What plans are put in place for earthquake strengthening?
Our long term plan will include investment in a range of earthquake strengthening work that need to be undertaken on Council infrastructure and buildings. In addition Council has a range of guidance and support for building owners which can be found here.
When will the 2021 - 2031 LTP become available?
We will be consulting on the proposals in the long-term plan in April 2021. Following that the final plan is due to be adopted by Council by the end of June 2021 and will then be available on our website from July 2021.
How does the decision making process work?
The long-term plan is the City Council's plan- ultimately the Mayor and Councillors approve the final plan. The critical input into their decision making however is community feedback through consultation.
Councillors set a proposal for the long-term plan in early 2021 which then is provided to the public for consultation.
The consultation will lay out Council's proposal along with alternative options and the benefits, costs and risks of each. Councillors then review public feedback once it is in and make their final decision of what is or is not in the plan.
Where is this money coming from?
Council has a range of sources of funding, the main one being rates. A key issues for this LTP will be the affordability of our plans and the options that we present for consultation will carefully outline the rates impacts of different options.
I’ve read in the paper that we will have a 20% or more rates rise next year- why is that?
Very early budget numbers identified that the rates rise for 2021/2022 could be as much as 23%. This was just the first cut of the budget and since then further work has resulted in a draft budget with a 2021/22 rates rise of 13.5%.

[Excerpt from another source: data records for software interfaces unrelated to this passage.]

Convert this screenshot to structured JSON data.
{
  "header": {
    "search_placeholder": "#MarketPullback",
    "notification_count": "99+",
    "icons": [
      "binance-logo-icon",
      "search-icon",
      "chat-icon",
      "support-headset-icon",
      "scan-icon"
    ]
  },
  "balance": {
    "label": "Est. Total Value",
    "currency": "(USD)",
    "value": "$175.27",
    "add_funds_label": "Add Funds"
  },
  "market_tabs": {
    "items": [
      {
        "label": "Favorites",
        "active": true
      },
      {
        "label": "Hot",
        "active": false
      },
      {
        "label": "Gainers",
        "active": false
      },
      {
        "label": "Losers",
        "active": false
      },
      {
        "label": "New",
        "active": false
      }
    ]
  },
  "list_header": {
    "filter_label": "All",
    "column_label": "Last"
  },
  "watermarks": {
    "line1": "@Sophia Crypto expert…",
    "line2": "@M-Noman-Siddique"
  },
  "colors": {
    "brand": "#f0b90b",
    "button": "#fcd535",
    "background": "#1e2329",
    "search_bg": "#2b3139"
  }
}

The first year of the draft LTP has a relatively high rates increase compared with previous years, mainly because of the effects of COVID-19. In our last Annual Plan we kept the rates rise in 2020/21 low to manage the impacts of COVID-19, this included short-term borrowing to make up for reduced revenue. Next year we will need to begin repaying these borrowings and fund any ongoing COVID-19 impacts through rates rather than new borrowing.